=== THE DATA ===

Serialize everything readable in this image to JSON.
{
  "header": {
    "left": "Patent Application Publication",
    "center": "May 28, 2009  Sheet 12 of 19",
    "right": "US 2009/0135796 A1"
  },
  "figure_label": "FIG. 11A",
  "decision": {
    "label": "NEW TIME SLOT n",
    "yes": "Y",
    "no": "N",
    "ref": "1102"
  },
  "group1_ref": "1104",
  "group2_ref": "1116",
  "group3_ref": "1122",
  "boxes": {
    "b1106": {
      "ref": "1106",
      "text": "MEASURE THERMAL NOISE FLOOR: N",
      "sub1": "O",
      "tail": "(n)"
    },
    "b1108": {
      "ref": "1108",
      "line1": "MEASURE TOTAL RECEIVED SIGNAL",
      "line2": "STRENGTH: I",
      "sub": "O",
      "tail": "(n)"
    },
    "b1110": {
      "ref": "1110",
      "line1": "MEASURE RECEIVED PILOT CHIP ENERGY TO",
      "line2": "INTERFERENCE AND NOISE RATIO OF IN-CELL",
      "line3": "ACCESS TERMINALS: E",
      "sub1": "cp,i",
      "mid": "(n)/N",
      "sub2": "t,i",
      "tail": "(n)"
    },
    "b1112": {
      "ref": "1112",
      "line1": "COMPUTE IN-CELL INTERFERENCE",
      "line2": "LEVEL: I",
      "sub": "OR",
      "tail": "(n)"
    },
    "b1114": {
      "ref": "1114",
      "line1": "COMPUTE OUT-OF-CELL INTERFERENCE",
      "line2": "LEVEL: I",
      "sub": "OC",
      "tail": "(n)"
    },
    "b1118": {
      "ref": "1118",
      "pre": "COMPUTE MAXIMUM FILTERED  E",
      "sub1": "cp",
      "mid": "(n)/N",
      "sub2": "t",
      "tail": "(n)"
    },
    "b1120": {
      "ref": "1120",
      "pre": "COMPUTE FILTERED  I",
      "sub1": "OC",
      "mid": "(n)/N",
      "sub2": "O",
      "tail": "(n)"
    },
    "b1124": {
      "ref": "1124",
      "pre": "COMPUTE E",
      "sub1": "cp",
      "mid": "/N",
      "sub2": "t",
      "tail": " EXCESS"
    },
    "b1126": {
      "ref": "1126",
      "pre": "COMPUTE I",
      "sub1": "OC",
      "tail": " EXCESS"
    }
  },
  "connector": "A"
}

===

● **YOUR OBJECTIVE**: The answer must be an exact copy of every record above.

● **SOLUTION FOR THIS EXERCISE**:
Serialize everything readable in this image to JSON.
{
  "header": {
    "left": "Patent Application Publication",
    "center": "May 28, 2009  Sheet 12 of 19",
    "right": "US 2009/0135796 A1"
  },
  "figure_label": "FIG. 11A",
  "decision": {
    "label": "NEW TIME SLOT n",
    "yes": "Y",
    "no": "N",
    "ref": "1102"
  },
  "group1_ref": "1104",
  "group2_ref": "1116",
  "group3_ref": "1122",
  "boxes": {
    "b1106": {
      "ref": "1106",
      "text": "MEASURE THERMAL NOISE FLOOR: N",
      "sub1": "O",
      "tail": "(n)"
    },
    "b1108": {
      "ref": "1108",
      "line1": "MEASURE TOTAL RECEIVED SIGNAL",
      "line2": "STRENGTH: I",
      "sub": "O",
      "tail": "(n)"
    },
    "b1110": {
      "ref": "1110",
      "line1": "MEASURE RECEIVED PILOT CHIP ENERGY TO",
      "line2": "INTERFERENCE AND NOISE RATIO OF IN-CELL",
      "line3": "ACCESS TERMINALS: E",
      "sub1": "cp,i",
      "mid": "(n)/N",
      "sub2": "t,i",
      "tail": "(n)"
    },
    "b1112": {
      "ref": "1112",
      "line1": "COMPUTE IN-CELL INTERFERENCE",
      "line2": "LEVEL: I",
      "sub": "OR",
      "tail": "(n)"
    },
    "b1114": {
      "ref": "1114",
      "line1": "COMPUTE OUT-OF-CELL INTERFERENCE",
      "line2": "LEVEL: I",
      "sub": "OC",
      "tail": "(n)"
    },
    "b1118": {
      "ref": "1118",
      "pre": "COMPUTE MAXIMUM FILTERED  E",
      "sub1": "cp",
      "mid": "(n)/N",
      "sub2": "t",
      "tail": "(n)"
    },
    "b1120": {
      "ref": "1120",
      "pre": "COMPUTE FILTERED  I",
      "sub1": "OC",
      "mid": "(n)/N",
      "sub2": "O",
      "tail": "(n)"
    },
    "b1124": {
      "ref": "1124",
      "pre": "COMPUTE E",
      "sub1": "cp",
      "mid": "/N",
      "sub2": "t",
      "tail": " EXCESS"
    },
    "b1126": {
      "ref": "1126",
      "pre": "COMPUTE I",
      "sub1": "OC",
      "tail": " EXCESS"
    }
  },
  "connector": "A"
}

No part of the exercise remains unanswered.